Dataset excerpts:
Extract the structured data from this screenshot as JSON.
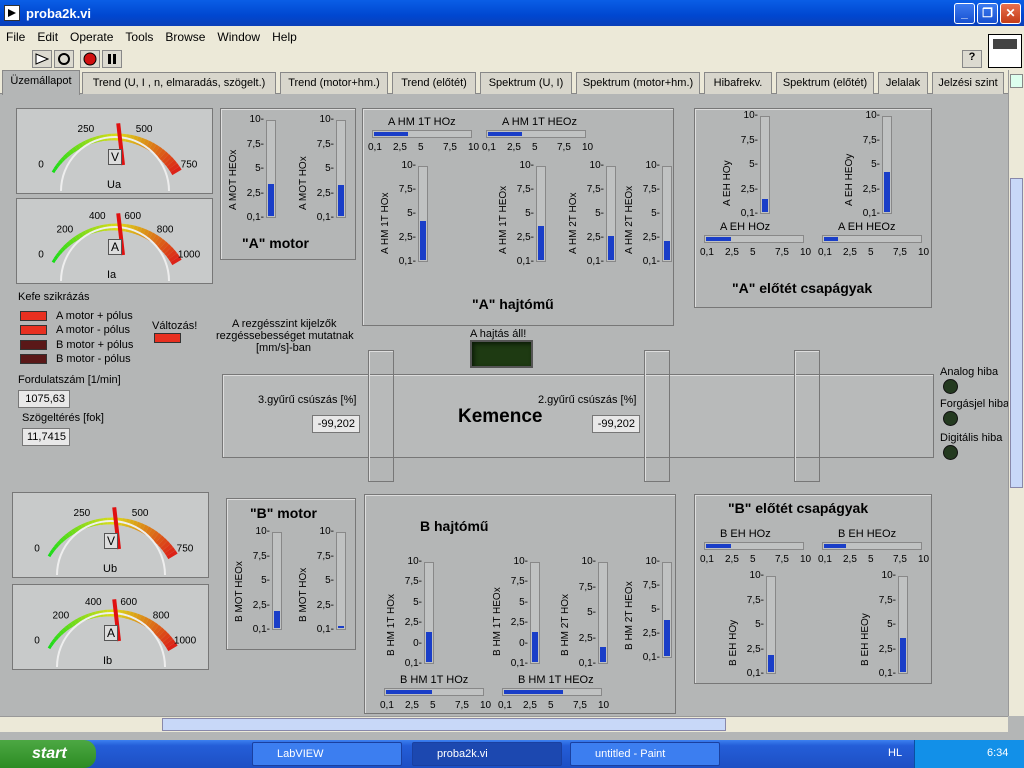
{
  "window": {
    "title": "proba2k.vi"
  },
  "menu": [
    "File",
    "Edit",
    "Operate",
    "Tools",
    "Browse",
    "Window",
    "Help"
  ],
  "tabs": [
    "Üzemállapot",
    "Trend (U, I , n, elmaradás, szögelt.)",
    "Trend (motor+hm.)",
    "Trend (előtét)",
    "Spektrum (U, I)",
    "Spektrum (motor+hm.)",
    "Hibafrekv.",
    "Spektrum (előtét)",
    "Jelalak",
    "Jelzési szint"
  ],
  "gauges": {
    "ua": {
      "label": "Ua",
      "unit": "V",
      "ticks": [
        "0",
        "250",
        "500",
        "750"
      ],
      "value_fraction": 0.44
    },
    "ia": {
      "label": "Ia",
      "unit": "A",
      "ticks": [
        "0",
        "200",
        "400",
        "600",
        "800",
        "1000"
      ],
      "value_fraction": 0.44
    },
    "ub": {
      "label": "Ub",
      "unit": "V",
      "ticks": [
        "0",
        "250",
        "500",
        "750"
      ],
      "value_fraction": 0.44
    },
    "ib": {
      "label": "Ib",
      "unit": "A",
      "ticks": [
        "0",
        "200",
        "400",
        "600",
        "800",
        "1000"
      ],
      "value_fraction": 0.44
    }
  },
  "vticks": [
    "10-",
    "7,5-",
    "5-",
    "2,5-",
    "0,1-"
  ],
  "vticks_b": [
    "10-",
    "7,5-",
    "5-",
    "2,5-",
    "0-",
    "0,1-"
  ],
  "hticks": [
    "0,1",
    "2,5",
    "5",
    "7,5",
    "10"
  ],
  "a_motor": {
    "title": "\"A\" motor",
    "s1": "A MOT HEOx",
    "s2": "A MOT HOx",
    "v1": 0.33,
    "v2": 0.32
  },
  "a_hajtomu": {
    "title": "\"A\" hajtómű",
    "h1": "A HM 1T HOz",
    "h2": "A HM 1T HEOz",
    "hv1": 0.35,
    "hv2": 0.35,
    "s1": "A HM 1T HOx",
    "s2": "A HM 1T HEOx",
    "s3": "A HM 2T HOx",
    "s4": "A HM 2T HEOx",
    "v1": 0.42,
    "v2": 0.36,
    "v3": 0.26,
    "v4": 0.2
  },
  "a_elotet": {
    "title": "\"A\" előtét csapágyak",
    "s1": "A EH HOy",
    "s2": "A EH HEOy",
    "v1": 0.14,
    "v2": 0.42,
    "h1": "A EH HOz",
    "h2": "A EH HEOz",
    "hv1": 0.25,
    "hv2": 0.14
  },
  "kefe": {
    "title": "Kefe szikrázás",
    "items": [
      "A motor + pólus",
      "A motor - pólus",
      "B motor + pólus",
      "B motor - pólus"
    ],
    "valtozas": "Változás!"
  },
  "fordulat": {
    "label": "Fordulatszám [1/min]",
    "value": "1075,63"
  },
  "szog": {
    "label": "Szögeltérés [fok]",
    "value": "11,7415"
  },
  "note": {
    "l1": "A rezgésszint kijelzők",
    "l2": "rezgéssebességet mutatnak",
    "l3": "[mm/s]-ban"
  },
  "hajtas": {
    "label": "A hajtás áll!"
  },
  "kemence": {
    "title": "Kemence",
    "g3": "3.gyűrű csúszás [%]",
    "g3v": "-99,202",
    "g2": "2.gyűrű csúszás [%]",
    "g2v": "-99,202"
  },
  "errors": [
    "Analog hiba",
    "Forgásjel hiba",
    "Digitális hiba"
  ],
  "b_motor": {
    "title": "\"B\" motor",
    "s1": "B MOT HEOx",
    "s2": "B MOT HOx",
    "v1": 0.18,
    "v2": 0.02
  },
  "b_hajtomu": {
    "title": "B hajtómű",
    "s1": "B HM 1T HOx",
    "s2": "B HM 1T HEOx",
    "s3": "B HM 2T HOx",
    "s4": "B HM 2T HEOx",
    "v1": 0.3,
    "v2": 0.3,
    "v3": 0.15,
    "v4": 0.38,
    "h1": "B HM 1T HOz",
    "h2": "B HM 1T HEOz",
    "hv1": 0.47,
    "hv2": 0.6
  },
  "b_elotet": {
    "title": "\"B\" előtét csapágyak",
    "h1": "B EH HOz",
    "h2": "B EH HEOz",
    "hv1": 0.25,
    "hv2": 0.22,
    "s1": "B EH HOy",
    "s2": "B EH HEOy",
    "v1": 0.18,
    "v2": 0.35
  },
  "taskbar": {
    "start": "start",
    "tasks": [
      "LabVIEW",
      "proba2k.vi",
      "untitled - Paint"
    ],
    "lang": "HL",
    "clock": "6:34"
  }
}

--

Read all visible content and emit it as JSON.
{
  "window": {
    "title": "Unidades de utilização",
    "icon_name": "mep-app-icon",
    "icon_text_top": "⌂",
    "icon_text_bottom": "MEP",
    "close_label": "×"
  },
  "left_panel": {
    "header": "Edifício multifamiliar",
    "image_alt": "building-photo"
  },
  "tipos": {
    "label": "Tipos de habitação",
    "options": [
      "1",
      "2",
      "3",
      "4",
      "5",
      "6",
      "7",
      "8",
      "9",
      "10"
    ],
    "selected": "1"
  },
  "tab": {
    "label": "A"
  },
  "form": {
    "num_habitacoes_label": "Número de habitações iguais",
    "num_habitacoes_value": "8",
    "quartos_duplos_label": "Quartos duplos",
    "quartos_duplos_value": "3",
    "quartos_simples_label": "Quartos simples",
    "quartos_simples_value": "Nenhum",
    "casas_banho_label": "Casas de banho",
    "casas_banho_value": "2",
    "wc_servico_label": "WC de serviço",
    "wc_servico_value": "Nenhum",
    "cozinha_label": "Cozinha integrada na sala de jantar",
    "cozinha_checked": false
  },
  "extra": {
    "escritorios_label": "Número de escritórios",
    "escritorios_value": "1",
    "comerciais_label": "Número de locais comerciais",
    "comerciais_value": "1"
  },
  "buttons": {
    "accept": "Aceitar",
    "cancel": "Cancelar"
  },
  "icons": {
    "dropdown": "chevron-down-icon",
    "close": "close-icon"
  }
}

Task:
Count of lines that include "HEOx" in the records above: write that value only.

Written solution:
6